§ Your objective
Print every line of the material below exactly as it stands, but omit the pictures.

§ The input
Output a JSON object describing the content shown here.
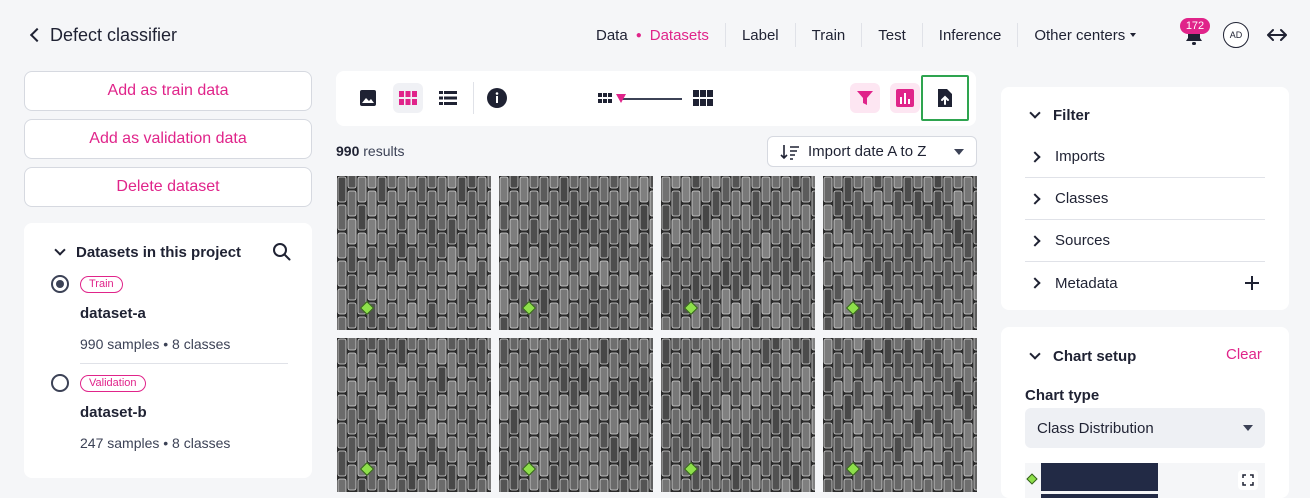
{
  "header": {
    "title": "Defect classifier",
    "nav": [
      {
        "label": "Data",
        "active": false
      },
      {
        "label": "Datasets",
        "active": true
      },
      {
        "label": "Label",
        "active": false
      },
      {
        "label": "Train",
        "active": false
      },
      {
        "label": "Test",
        "active": false
      },
      {
        "label": "Inference",
        "active": false
      },
      {
        "label": "Other centers",
        "active": false
      }
    ],
    "notification_count": "172",
    "avatar_initials": "AD"
  },
  "actions": {
    "add_train": "Add as train data",
    "add_validation": "Add as validation data",
    "delete": "Delete dataset"
  },
  "datasets_panel": {
    "title": "Datasets in this project",
    "items": [
      {
        "tag": "Train",
        "name": "dataset-a",
        "info": "990 samples • 8 classes",
        "selected": true
      },
      {
        "tag": "Validation",
        "name": "dataset-b",
        "info": "247 samples • 8 classes",
        "selected": false
      }
    ]
  },
  "toolbar": {
    "icons": [
      "image-view-icon",
      "grid-view-icon",
      "list-view-icon",
      "info-icon",
      "filter-icon",
      "chart-icon",
      "export-icon"
    ]
  },
  "results": {
    "count": "990",
    "label": "results"
  },
  "sort": {
    "label": "Import date A to Z"
  },
  "filter_panel": {
    "title": "Filter",
    "items": [
      "Imports",
      "Classes",
      "Sources",
      "Metadata"
    ]
  },
  "chart_setup": {
    "title": "Chart setup",
    "clear_label": "Clear",
    "chart_type_label": "Chart type",
    "chart_type_value": "Class Distribution"
  },
  "colors": {
    "accent": "#e0248a",
    "highlight_border": "#2ea44f",
    "class_marker": "#8ee04a",
    "chart_bar": "#222a45"
  }
}
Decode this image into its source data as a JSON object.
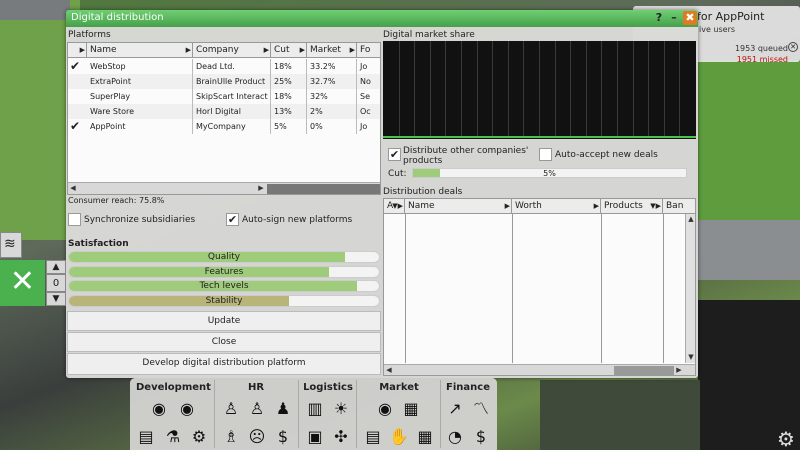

§ Answer space
Output a JSON object describing the content shown here.
{
  "header": {
    "title": "Defect classifier",
    "nav": [
      {
        "label": "Data",
        "active": false
      },
      {
        "label": "Datasets",
        "active": true
      },
      {
        "label": "Label",
        "active": false
      },
      {
        "label": "Train",
        "active": false
      },
      {
        "label": "Test",
        "active": false
      },
      {
        "label": "Inference",
        "active": false
      },
      {
        "label": "Other centers",
        "active": false
      }
    ],
    "notification_count": "172",
    "avatar_initials": "AD"
  },
  "actions": {
    "add_train": "Add as train data",
    "add_validation": "Add as validation data",
    "delete": "Delete dataset"
  },
  "datasets_panel": {
    "title": "Datasets in this project",
    "items": [
      {
        "tag": "Train",
        "name": "dataset-a",
        "info": "990 samples • 8 classes",
        "selected": true
      },
      {
        "tag": "Validation",
        "name": "dataset-b",
        "info": "247 samples • 8 classes",
        "selected": false
      }
    ]
  },
  "toolbar": {
    "icons": [
      "image-view-icon",
      "grid-view-icon",
      "list-view-icon",
      "info-icon",
      "filter-icon",
      "chart-icon",
      "export-icon"
    ]
  },
  "results": {
    "count": "990",
    "label": "results"
  },
  "sort": {
    "label": "Import date A to Z"
  },
  "filter_panel": {
    "title": "Filter",
    "items": [
      "Imports",
      "Classes",
      "Sources",
      "Metadata"
    ]
  },
  "chart_setup": {
    "title": "Chart setup",
    "clear_label": "Clear",
    "chart_type_label": "Chart type",
    "chart_type_value": "Class Distribution"
  },
  "colors": {
    "accent": "#e0248a",
    "highlight_border": "#2ea44f",
    "class_marker": "#8ee04a",
    "chart_bar": "#222a45"
  }
}
Decode this image into its source data as a JSON object.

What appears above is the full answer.